Walking distance and speed have also been shown to be increased with Nordic walking by up to 30%. (Oakley et al, 2008, Breyer et al, 2010 and Mannerkorpi et al 2010)

Nordic walking was 106% more efficient than normal walking in improving gait speed among the elderly. (Figueiredo et al 2013)

Nordic walking provided a larger improvement in upper body strength, cardiovascular endurance and flexibility in older adults compared to normal walking and band-based resistance exercises. (Takeshima et al 2013)

Nordic walking significantly improved walking distance in clients with intermittent claudication. (Spafford, C., Oakley, C., Beard, J.D. 2014)

Nordic walking was superior to standard cardiac rehabilitation care in improving functional capacity and other important outcomes in patients with heart failure. (Keast et al 2013)

Health benefits of Nordic walking: a systematic review Tschentscher M, Niederseer D, Niebauer J. Am J Prev Med 2013 Jan;44(1):76-84.

The impact of Nordic walking on bone properties in postmenopausal women with pre-diabetes and non-alcohol fatty liver disease Xiaming Du, Chao Zhang, Xiangqi Zhang, Zhen Qi , Sulin Cheng and Shenglong Le.  International Journal of Environmental Research and Public Health.

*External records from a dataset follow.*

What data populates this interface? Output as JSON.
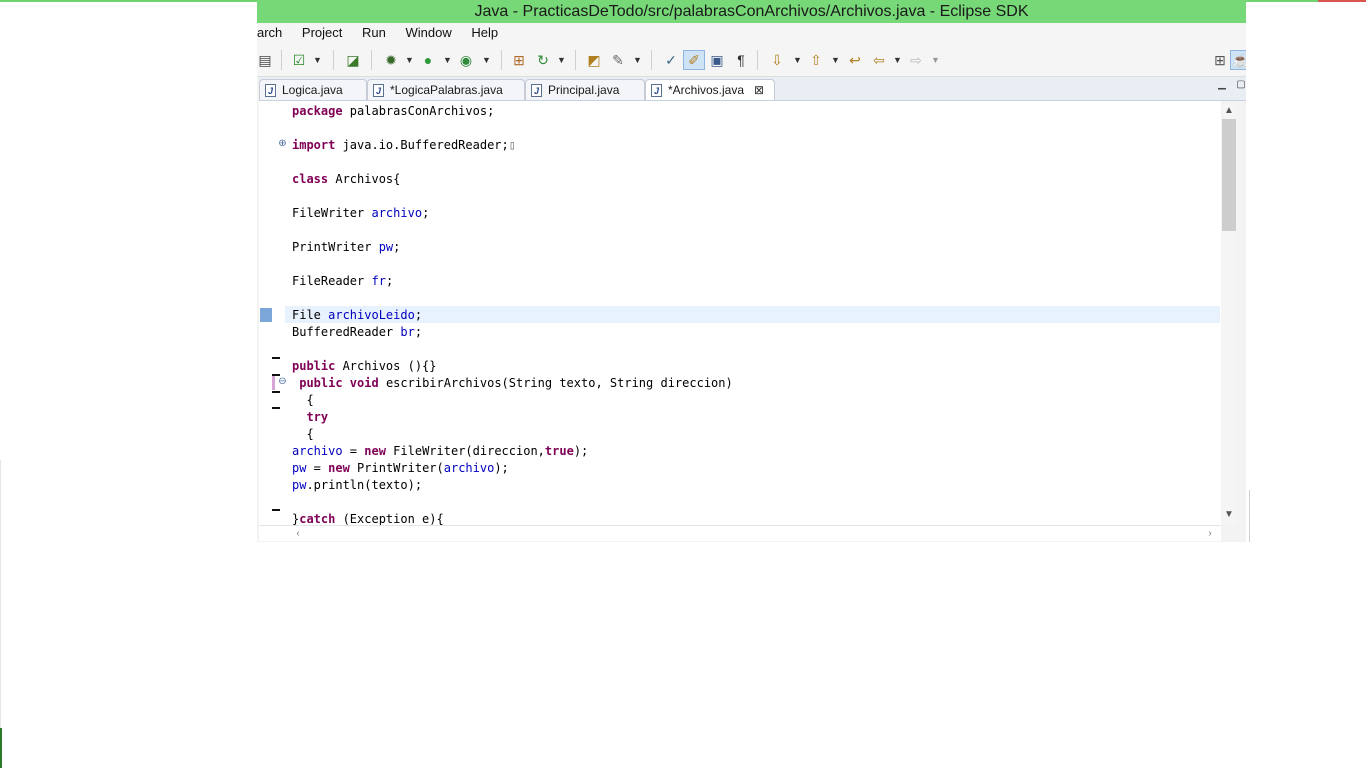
{
  "window": {
    "title": "Java - PracticasDeTodo/src/palabrasConArchivos/Archivos.java - Eclipse SDK"
  },
  "menu": [
    "arch",
    "Project",
    "Run",
    "Window",
    "Help"
  ],
  "toolbar": {
    "icons": [
      "save-icon",
      "checkbox-icon",
      "new-class-icon",
      "debug-icon",
      "run-icon",
      "external-tools-icon",
      "new-package-icon",
      "refresh-icon",
      "open-type-icon",
      "search-icon",
      "mark-occurrences-icon",
      "highlight-icon",
      "block-selection-icon",
      "show-whitespace-icon",
      "next-annotation-icon",
      "prev-annotation-icon",
      "last-edit-icon",
      "back-icon",
      "forward-icon"
    ]
  },
  "tabs": [
    {
      "label": "Logica.java",
      "active": false
    },
    {
      "label": "*LogicaPalabras.java",
      "active": false
    },
    {
      "label": "Principal.java",
      "active": false
    },
    {
      "label": "*Archivos.java",
      "active": true
    }
  ],
  "tab_close_glyph": "⊠",
  "folded_marker": "▯",
  "code": {
    "l1_kw": "package",
    "l1_rest": " palabrasConArchivos;",
    "l3_kw": "import",
    "l3_rest": " java.io.BufferedReader;",
    "l5_kw": "class",
    "l5_rest": " Archivos{",
    "l7_type": "FileWriter ",
    "l7_field": "archivo",
    "l7_end": ";",
    "l9_type": "PrintWriter ",
    "l9_field": "pw",
    "l9_end": ";",
    "l11_type": "FileReader ",
    "l11_field": "fr",
    "l11_end": ";",
    "l13_type": "File ",
    "l13_field": "archivoLeido",
    "l13_end": ";",
    "l14_type": "BufferedReader ",
    "l14_field": "br",
    "l14_end": ";",
    "l16_kw": "public",
    "l16_rest": " Archivos (){}",
    "l17_pre": " ",
    "l17_kw": "public void",
    "l17_rest": " escribirArchivos(String texto, String direccion)",
    "l18": "  {",
    "l19_pre": "  ",
    "l19_kw": "try",
    "l20": "  {",
    "l21_field": "archivo",
    "l21_mid": " = ",
    "l21_kw": "new",
    "l21_rest": " FileWriter(direccion,",
    "l21_kw2": "true",
    "l21_end": ");",
    "l22_field": "pw",
    "l22_mid": " = ",
    "l22_kw": "new",
    "l22_rest": " PrintWriter(",
    "l22_field2": "archivo",
    "l22_end": ");",
    "l23_field": "pw",
    "l23_rest": ".println(texto);",
    "l25_pre": "}",
    "l25_kw": "catch",
    "l25_rest": " (Exception e){"
  }
}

July 16, 2021

Nordic walking and its clinical benefits in different disorders Shailendra KapoorPage 1676 | Published online: 25 Jan 2013 Accessed 28 July 2022

Long-term effects of high-intensity interval training, moderate-to-vigorous intensity continuous training and Nordic walking on physical and mental health in patients with coronary artery disease T. Terada. Accessed July 28 2022

The effects of pole walking on arm lymphedema and cardiovascular fitness in women treated for breast cancer: a pilot and feasibility study Carlotta Jönsson , RPT, MSc &Karin Johansson , RPT Pages 236-242 | Published online: 31 Oct 2013 Accessed 28 July 202

Nordic walking compared to conventional walking and band-based resistance exercise on fitness in older adults. Takeshima N, Islam MM, Rogers ME, Rogers NL, Sengoku N, Koizumi D, et al. Effects of J Sports Sci Med 2013;12(3):422-30.

Nordic walking increases distal radius bone mineral content in young women Takeru Kato, Toru Tomioka, Takenori Yamashita, Hidehiro Yamamoto, Yasuhiro Sugajima, and Norikazu Ohnishi. Journal of sports Science and Medicine. Pub. Online May 01, 2020

Stick Together: A Nordic Walking Group Intervention for Breast Cancer Survivors Journal of Psychosocial Oncology · March 2015 DOI: 10.1080/07347332.2015.1020465 · Source: PubMed

Want to know more?

Our classes and walks are lead by our instructor, Joanne, who is a retired nurse, with a passion for helping people like you get the best from your exercise programme.

To find out more about what we can offer you call or email Joanne:

 TEL:  +353876936903


Join a Wellbeing Walk

Why not join us for a rejuvenating well-being walk, in Dromore Woods, on World Menopause Day, October 18th, where we’ll harness the therapeutic benefits of Nordic walking to support you during this important phase of life?